**Required work**
Write out each record again exactly as it stands.

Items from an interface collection
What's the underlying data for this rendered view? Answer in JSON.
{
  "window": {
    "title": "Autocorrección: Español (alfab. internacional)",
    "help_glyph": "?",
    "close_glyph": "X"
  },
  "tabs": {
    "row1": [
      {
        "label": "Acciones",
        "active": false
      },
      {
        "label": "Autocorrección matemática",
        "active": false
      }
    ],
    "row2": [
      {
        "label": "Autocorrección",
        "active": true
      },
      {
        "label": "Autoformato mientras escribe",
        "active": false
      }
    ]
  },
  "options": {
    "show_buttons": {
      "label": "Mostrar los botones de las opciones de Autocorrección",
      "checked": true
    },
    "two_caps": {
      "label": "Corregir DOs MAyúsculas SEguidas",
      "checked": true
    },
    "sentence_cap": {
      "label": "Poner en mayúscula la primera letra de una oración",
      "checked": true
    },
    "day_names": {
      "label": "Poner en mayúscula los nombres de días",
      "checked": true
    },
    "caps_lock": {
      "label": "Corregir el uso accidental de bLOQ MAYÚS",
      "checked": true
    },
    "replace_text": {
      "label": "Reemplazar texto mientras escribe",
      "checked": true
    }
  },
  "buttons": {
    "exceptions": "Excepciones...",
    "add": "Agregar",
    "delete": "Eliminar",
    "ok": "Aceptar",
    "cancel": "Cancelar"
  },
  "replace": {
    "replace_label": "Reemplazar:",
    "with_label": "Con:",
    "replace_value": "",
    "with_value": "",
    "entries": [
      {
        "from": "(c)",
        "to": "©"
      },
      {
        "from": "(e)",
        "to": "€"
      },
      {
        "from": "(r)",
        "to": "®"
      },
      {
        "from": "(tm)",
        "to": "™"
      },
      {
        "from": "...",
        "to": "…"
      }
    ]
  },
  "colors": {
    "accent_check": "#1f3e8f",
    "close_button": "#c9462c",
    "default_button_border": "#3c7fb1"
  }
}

**Task solution**
What's the underlying data for this rendered view? Answer in JSON.
{
  "window": {
    "title": "Autocorrección: Español (alfab. internacional)",
    "help_glyph": "?",
    "close_glyph": "X"
  },
  "tabs": {
    "row1": [
      {
        "label": "Acciones",
        "active": false
      },
      {
        "label": "Autocorrección matemática",
        "active": false
      }
    ],
    "row2": [
      {
        "label": "Autocorrección",
        "active": true
      },
      {
        "label": "Autoformato mientras escribe",
        "active": false
      }
    ]
  },
  "options": {
    "show_buttons": {
      "label": "Mostrar los botones de las opciones de Autocorrección",
      "checked": true
    },
    "two_caps": {
      "label": "Corregir DOs MAyúsculas SEguidas",
      "checked": true
    },
    "sentence_cap": {
      "label": "Poner en mayúscula la primera letra de una oración",
      "checked": true
    },
    "day_names": {
      "label": "Poner en mayúscula los nombres de días",
      "checked": true
    },
    "caps_lock": {
      "label": "Corregir el uso accidental de bLOQ MAYÚS",
      "checked": true
    },
    "replace_text": {
      "label": "Reemplazar texto mientras escribe",
      "checked": true
    }
  },
  "buttons": {
    "exceptions": "Excepciones...",
    "add": "Agregar",
    "delete": "Eliminar",
    "ok": "Aceptar",
    "cancel": "Cancelar"
  },
  "replace": {
    "replace_label": "Reemplazar:",
    "with_label": "Con:",
    "replace_value": "",
    "with_value": "",
    "entries": [
      {
        "from": "(c)",
        "to": "©"
      },
      {
        "from": "(e)",
        "to": "€"
      },
      {
        "from": "(r)",
        "to": "®"
      },
      {
        "from": "(tm)",
        "to": "™"
      },
      {
        "from": "...",
        "to": "…"
      }
    ]
  },
  "colors": {
    "accent_check": "#1f3e8f",
    "close_button": "#c9462c",
    "default_button_border": "#3c7fb1"
  }
}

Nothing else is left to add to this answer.